Principal, Ladies and Gentlemen, the only trouble about your kindness in wanting to give me an award like this, the Fellowship, is that you’re then required to say something to sing for your cup of tea.
But if I may say so it really is a great pleasure to be with all of you here today particularly in view of the fact that, as many of you will already know, my Foundation has developed a strong relationship with Kellogg and I really am delighted that it seems to be going from strength to strength.
I must say, I am enormously touched and flattered that you should have decided to present me with the Bynum Tudor Fellowship and, therefore, to be joining so many distinguished recipients. It has also been a very special pleasure to have had the opportunity to speak rapidly to alumni, students, staff and those involved in current Kellogg initiatives. It is clear I think that since the College was founded three decades ago it has picked up significant momentum and, indeed, scale, empowering so many students to make positive changes in the world.
Ladies and Gentlemen, some of you may perhaps have noticed that I have spent a substantial part of my life trying to bring back rather important “babies” which were carelessly – or deliberately – thrown out with the bathwater in many areas of life when I was a bit younger. This depressing process threatened the loss of vital traditions and practical solutions for things that matter so much to the quality of people’s lives. Nowhere is this more apparent than the built environment where, over the last hundred years, the art of placemaking which is the underpinning of community and the foundation of civic life, has been deliberately abandoned and forgotten. At last, however, and after what seems an eternity, there are signs that it is appearing on the professional and political radar. With a near doubling of the world’s population projected in forty years, in itself a truly alarming prospect as we face an accelerating climate and humanitarian emergency, there is a real urgency to re-learn some of what we may have forgotten in terms of placemaking and to adapt that knowledge for a new set of circumstances.

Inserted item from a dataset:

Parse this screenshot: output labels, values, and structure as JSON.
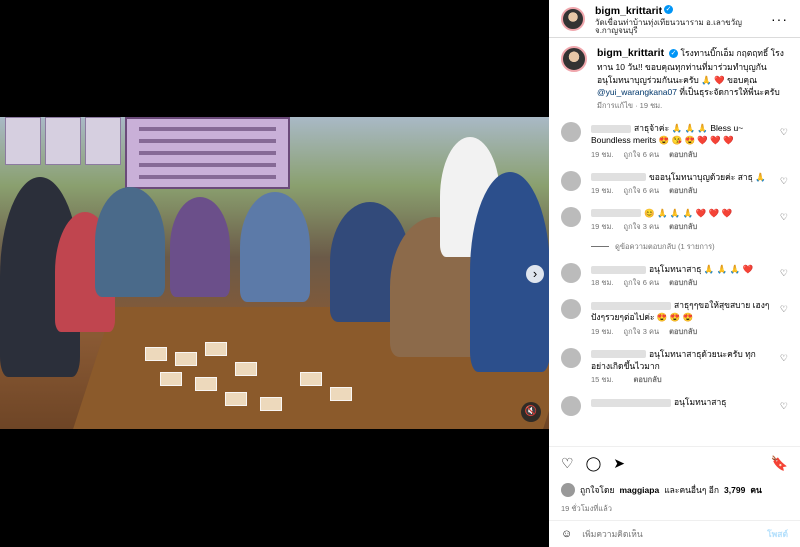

The forces of rapid urbanization, climate change and natural resource depletion are so great that now is the time for different professions to combine together, with a clear focus and determination, to help solve these critical issues which will impact on the lives of millions of people for generations to come. Kellogg, it would seem, is extremely well placed in this regard, both in terms of its scale and scope, to bring people from all over the world to learn, practice and teach efficient and effective solutions to these problems. With a growing trend towards unplanned and sprawling settlements, a doubling of the world’s urban population could actually mean a tripling of the urban land mass. This, it seems, is almost incomprehensible but, if true, would have severe and serious implications for water, soil, climate and the biosphere in general.
So, as we face the perfect storm, the world’s leading academic and research institutions, such as Oxford, have a truly crucial role to play.
In this context, Ladies and Gentlemen, I could not be more delighted with the formation of the new Global Centre for Healthcare and Urbanization - a partnership between Kellogg College and my Foundation. The impact of urbanization on human health, on wellbeing and prosperity are so clear that it is surprising, to say the least, that very little research seems to exist in this area. The Centre’s potential though for convening and coordinating evidence-based research that makes the connections between urban form and human health could not, therefore, be more timely and critical. Indeed, it is only with such evidence, surrounding a compelling and clear narrative, that the leaders around the world will be able to take stronger action to ensure that unplanned settlements become less and less common and properly planned places become the norm, giving communities the physical setting in which to thrive.
If I may say so, I am also particularly pleased to see that social prescribing is another area on which this Centre will be focussing, given that my Foundation’s Health and Wellbeing Centre at Dumfries House, in Scotland, is attempting to address exactly these issues. Indeed, when planning new settlements with the right mix of incomes, uses and natural areas, the opportunities for social prescribing are huge. They not only make perfect social sense, but can be a very economically sensible way to reduce pressure on the National Health Service and help people play a more active role in their communities.
So while the challenges ahead of us are incredibly daunting, what is happening here between Kellogg and my Foundation provides me with encouragement that these initiatives will grow to meet the obvious demand. And I would particularly like to thank President Jonathan Michie and all those from Kellogg College, both for giving me this prestigious Fellowship and also for being such a valuable partner to my Foundation.
Thank you, Ladies and Gentlemen.